Wednesday, 24 February 2010

We had to walk up hill both ways, too

I remember, back when I was in class 7N (for those disinclined to maths, that would make me 12/13).  As part of an exercise in... something, we had a grid of dots which he had to join up.  The dots we used, and the order we joined them up in, were uncovered by means of some maths.  The end result was supposed to be a polar bear.   Half-an-hour into the class, everyone was joining up the dots and making their bears.  I wasn’t.  I’d been fighting and fighting and fighting and I just couldn’t get it.  I had a round hole, and I was clutching a square peg in my hand.  I put my head on the desk, and started to cry.  It wasn’t the only time I’d cried in class 7N, just one of the first occasions that springs to mind.

The Daily Fail had an article about a new set of psychological conditions under consideration for inclusion in the ‘psychiatric bible’.  I was initially sceptical of these new conditions because--as far as I understand the medical system in America--there’s a very cosy relationship between those who decide if something is a disease or not, and those who make drugs to treat the disease.  Maybe that’s just hearsay, I’m really not in a position to judge.

Then I started thinking about Autism, ADHD, Aspger’s, and some of the things mentioned in the article like Intermittent Explosive Disorder.  None of these terms were in the public consciousness when I was at school.  You were a slow learner, or you were badly behaved.  Either way, you were expected to take responsibility for your actions.  Why this sudden rush to label all these things and throw drugs and treatments at them?

And what long-term good is sticking labels on these kids going to do, anyway...?  What if people had been aware of these sorts of things back when I was a kid as they are now?  Would I have been diagnosed with something? 

Might I, possibly, have been given the help and support I needed to function in society?  Would someone have sat me down, talked through these things with me, convinced me I wasn’t irreplaceably broken and given the tools for me to make a decent life for myself?  Would someone had done all that for me when I was 12, instead of when I was 27 and there was an awful lot more damage to undo?

So maybe the doctors aren’t just stickling medical labels on bad parenting or excusing naughty children by giving them disorders.  Maybe if a bit more of this sort of thing had been going on when I was a kid...

There’s no sense in wishing to change the past, of course.  I don’t think these conditions are necessarily labels or pigeon holes.  They’re just a way of saying, ‘ah, so that’s how your brain is working... that’s fine, this is the set of tools you need to deal with the world’.  Call it ADHD, hyperactivity or possession by witches, it don’t matter.  What matters is that someone sits down with you, tells you you’re not broken, gives you the tools you need and the support you need to learn how to use them.


Jo Thomas said...

Again, you hit the nail on the head.

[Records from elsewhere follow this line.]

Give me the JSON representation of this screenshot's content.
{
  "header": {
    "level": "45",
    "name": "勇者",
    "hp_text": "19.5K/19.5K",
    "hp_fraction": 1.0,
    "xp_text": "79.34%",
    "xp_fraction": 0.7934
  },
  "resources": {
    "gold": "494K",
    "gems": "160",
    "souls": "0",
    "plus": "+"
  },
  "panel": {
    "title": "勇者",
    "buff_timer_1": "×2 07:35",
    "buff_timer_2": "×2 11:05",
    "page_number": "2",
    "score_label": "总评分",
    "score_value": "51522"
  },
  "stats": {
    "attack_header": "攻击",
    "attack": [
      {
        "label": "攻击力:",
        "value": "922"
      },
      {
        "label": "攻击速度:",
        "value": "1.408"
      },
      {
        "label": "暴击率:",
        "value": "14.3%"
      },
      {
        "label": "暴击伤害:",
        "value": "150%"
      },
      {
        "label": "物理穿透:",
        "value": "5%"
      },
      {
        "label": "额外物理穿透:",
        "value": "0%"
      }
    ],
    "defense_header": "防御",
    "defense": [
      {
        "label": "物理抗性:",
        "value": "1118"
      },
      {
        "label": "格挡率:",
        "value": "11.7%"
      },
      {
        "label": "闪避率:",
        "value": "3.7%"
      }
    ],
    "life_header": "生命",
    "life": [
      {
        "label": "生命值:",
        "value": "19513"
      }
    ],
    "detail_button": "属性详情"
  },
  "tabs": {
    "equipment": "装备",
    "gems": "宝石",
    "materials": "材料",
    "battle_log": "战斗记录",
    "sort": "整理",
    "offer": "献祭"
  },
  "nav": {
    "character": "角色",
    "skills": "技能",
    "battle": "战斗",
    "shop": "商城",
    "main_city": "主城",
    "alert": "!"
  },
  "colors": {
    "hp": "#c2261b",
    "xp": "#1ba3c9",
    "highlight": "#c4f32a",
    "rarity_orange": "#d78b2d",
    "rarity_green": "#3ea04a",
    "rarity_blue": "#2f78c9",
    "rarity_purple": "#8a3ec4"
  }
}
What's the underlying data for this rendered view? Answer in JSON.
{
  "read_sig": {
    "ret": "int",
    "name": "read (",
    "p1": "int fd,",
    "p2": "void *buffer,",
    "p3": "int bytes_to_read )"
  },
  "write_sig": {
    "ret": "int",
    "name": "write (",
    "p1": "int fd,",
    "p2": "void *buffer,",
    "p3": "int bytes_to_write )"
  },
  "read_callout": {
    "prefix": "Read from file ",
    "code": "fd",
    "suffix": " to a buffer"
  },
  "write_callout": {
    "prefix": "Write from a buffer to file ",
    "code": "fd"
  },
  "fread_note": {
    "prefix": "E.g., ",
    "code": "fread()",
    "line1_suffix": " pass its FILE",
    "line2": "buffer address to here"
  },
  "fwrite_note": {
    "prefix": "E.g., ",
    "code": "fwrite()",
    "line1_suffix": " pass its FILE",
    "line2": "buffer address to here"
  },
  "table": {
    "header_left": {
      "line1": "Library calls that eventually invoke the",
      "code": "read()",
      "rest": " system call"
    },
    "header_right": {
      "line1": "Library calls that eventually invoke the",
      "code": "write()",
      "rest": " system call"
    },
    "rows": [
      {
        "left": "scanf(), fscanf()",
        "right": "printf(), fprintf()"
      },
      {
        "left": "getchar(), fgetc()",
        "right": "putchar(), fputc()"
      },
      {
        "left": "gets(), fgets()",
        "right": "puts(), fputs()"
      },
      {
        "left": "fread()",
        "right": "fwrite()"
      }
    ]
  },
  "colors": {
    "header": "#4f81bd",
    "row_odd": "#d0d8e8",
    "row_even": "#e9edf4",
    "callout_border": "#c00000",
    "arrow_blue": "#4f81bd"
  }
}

Ta, brother Fox :)

Foxie said...

I'm glad all my talking rings true for someone else!